  • Nowhere is this more apparent than in Brazil where loggers, farmers and other commercial exploiters of the rainforest resources are clearly encouraged by the anti-environment rhetoric of the current political dispensation. Unless defaulting governments are faced with punitive actions and widespread condemnations, the situation will not improve.
  • Another reason is that that current economic recession is leading to hunger and food insecurity among the poor.  In a bid to increase food production, more and more of the forest cover is being destroyed through “ natural occurring” fires.
  • Agri societies blessed with large tracts of forest cover, are habituated to cultivating food through the unsustainable ‘slash and burn’ farming technique – which works by encroaching into the soil fertility of a newly cleared patch of forest.  Ashes of trees and undergrowth act as rich nutrients, resulting in plentiful crops for a short time. This practice needs to be curbed. 
  • While there is no denying that Brazil and other countries must duly harvest the riches of the Amazon forests for the economic upliftment of their people, this has to be done in a systematic, planned and sustainable manner.  The international community should be sensitive to this and assist these countries through funds, technological expertise and training. 
  • As an immediate response, there is a need to pool firefighting resources like heavy fire fighting air-tankers and provide technical expertise to the affected countries on a war footing.
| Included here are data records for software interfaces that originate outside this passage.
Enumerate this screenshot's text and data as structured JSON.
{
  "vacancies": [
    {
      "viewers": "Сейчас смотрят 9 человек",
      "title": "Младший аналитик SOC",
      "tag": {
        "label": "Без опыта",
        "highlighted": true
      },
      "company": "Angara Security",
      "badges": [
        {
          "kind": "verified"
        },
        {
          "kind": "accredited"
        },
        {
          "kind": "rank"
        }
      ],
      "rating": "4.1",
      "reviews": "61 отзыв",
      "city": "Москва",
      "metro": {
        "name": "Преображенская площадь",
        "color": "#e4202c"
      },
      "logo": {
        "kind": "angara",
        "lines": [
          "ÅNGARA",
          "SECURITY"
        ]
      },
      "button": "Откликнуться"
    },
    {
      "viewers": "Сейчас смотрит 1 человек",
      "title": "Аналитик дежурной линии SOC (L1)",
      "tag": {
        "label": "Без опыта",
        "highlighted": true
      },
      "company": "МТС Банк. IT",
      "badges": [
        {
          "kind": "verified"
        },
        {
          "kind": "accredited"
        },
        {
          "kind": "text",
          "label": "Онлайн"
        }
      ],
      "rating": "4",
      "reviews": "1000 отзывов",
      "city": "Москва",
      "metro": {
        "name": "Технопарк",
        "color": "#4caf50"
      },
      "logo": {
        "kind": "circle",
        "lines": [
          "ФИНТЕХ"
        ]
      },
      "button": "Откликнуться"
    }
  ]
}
Brazil and other countries should be encouraged to seek and accept this international assistance.  
  • The exploitation of the Amazon forests is fuelled by the international demand for paper, lumber and meat products produced by the creation of vast ranches from forest cover.  A responsible world needs to rein in this extravagance and learn to manage more frugally and not lay the entire blame on the Amazon Basin countries.

Read more

Image Courtesy: pixabay